The South China Sea holds substantial mineral deposits, oil and gas reserves, and serves as a crucial shipping route, making it a significant geopolitical hotspot. China has been engaged in a prolonged contest with neighboring countries over competing claims of sovereignty, with much at stake.
To assert de facto control, China has employed a unique naval force called the People’s Armed Forces Maritime Militia (PAFMM), comprising hundreds of Chinese fishing boats that gather in large groups as a display of force. Monitoring China’s maritime militia is a challenging task due to the sheer number and size of the involved boats. China possesses the world’s largest fishing fleet, consisting of smaller vessels compared to commercial and military ships. Additionally, the South China Sea is often cloud-covered, making frequent optical collections difficult.
Ursa Space provides an automated, all-weather maritime militia monitoring service using a combination of 35 state-of-the-art synthetic aperture radar (SAR) satellites and Automatic Identification System (AIS) data. By seamlessly integrating SAR and AIS into a single workflow, Ursa can identify fishing vessels in specific harbors and quickly detect changes in their numbers, potentially indicating strategic deployments. Stay ahead of critical maritime activities with our groundbreaking solution that revolutionizes monitoring and response capabilities.
Historically, the PAFMM originated shortly after the Chinese Civil War in the 1940s and initially operated in coastal waters near mainland China. However, since the 1970s, it has been deployed with increasing aggression in more distant areas.

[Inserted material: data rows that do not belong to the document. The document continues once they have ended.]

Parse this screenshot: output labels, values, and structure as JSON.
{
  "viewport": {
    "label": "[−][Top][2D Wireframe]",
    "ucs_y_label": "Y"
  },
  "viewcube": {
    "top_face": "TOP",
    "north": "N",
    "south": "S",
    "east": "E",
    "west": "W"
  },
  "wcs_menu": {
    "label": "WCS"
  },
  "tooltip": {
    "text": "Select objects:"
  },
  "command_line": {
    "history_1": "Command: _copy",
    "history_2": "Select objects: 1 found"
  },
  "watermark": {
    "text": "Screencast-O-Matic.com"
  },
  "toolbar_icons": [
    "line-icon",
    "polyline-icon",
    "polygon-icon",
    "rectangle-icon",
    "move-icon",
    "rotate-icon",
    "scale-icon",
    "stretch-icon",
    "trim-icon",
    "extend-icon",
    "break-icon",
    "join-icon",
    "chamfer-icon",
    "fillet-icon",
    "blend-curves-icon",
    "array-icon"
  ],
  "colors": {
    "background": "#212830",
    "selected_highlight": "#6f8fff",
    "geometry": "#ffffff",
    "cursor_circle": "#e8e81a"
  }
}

For instance, during the Battle of the Paracel Islands in 1974, the PAFMM provided logistical support to the Chinese military, resulting in the seizure of the islands from South Vietnam. China has continued to employ this strategy to seize territory on various reefs and islands in the South China Sea, with the militia playing a crucial role in expanding China’s de facto territory in the region.
The advantage of using SAR technology is its continuous coverage, regardless of weather conditions or darkness. Unlike optical imagery, SAR remains reliable over the South China Sea, which experiences cloud cover for a significant part of the year. SAR can effectively detect fishing vessels due to the strong radar return from their steel hulls. Ursa utilizes SAR to provide an automated and scalable monitoring service tailored for these vessels.

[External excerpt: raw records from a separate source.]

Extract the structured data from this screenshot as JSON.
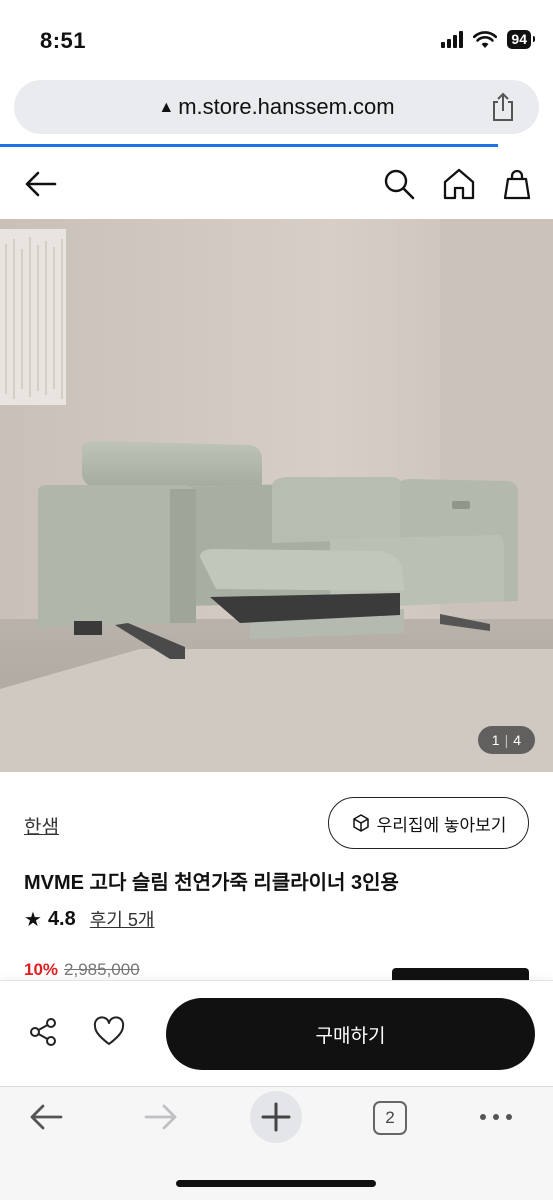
{
  "status_bar": {
    "time": "8:51",
    "battery": "94"
  },
  "browser": {
    "url": "m.store.hanssem.com",
    "url_warning_icon": "warning-triangle-icon",
    "tab_count": "2",
    "accent_color": "#1a73e8"
  },
  "hero": {
    "page_current": "1",
    "page_total": "4"
  },
  "product": {
    "brand": "한샘",
    "ar_button_label": "우리집에 놓아보기",
    "name": "MVME 고다 슬림 천연가죽 리클라이너 3인용",
    "rating": "4.8",
    "reviews_label": "후기 5개",
    "discount": "10%",
    "original_price": "2,985,000",
    "discount_color": "#e02020"
  },
  "buy_bar": {
    "buy_label": "구매하기"
  }
}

AIS data confirms that fishing vessels frequently travel between fishing harbors and hotspots in the South China Sea. However, AIS data can be unreliable as ship captains can turn off or falsify their AIS transponder. Furthermore, fishing boats often carry Class B transponders, which provide spottier coverage compared to the stronger Class A transponders used by larger vessels.
Ursa’s monitoring service based on SAR involves tracking identified harbors. Significant decreases in the number of boats present can indicate their deployment to the South China Sea for maritime militia duties. This approach utilizes high-resolution SAR imagery from Umbra, a leading provider of advanced space radar technology, to automatically detect even small vessels. Proprietary algorithms are employed to detect individual vessels, measure their length and width, determine their position and bearing, and cross-correlate this information with AIS data to identify “dark” vessels that are not broadcasting AIS signals. This SAR-based solution provides comprehensive coverage, detecting fishing boats that may not appear in AIS-only data services and functioning regardless of weather or ambient light conditions that limit optical imagery.
The scalability of this approach allows for monitoring multiple harbors, and historical data reveals patterns of life that signal potential ship deployments. While lower-resolution SAR imagery may not enable individual ship counting, trends can still be captured through an index created by analyzing the amount of SAR energy in each pixel. Drops in the index suggest significant ship deployments, even without precise ship counts.
Sentinel-1A imagery, provided by the European Space Agency, offers a free and open-source option for SAR-based monitoring. However, its average revisit rate of 12 days in Asia may be less suitable for time-sensitive insights and better suited for long-term trend analysis.
In conclusion, Ursa Space offers automated SAR-based solutions for monitoring the maritime militia challenge in the South China Sea. This service caters to the needs of professionals in security and commercial sectors, providing valuable insights and enhancing situational awareness.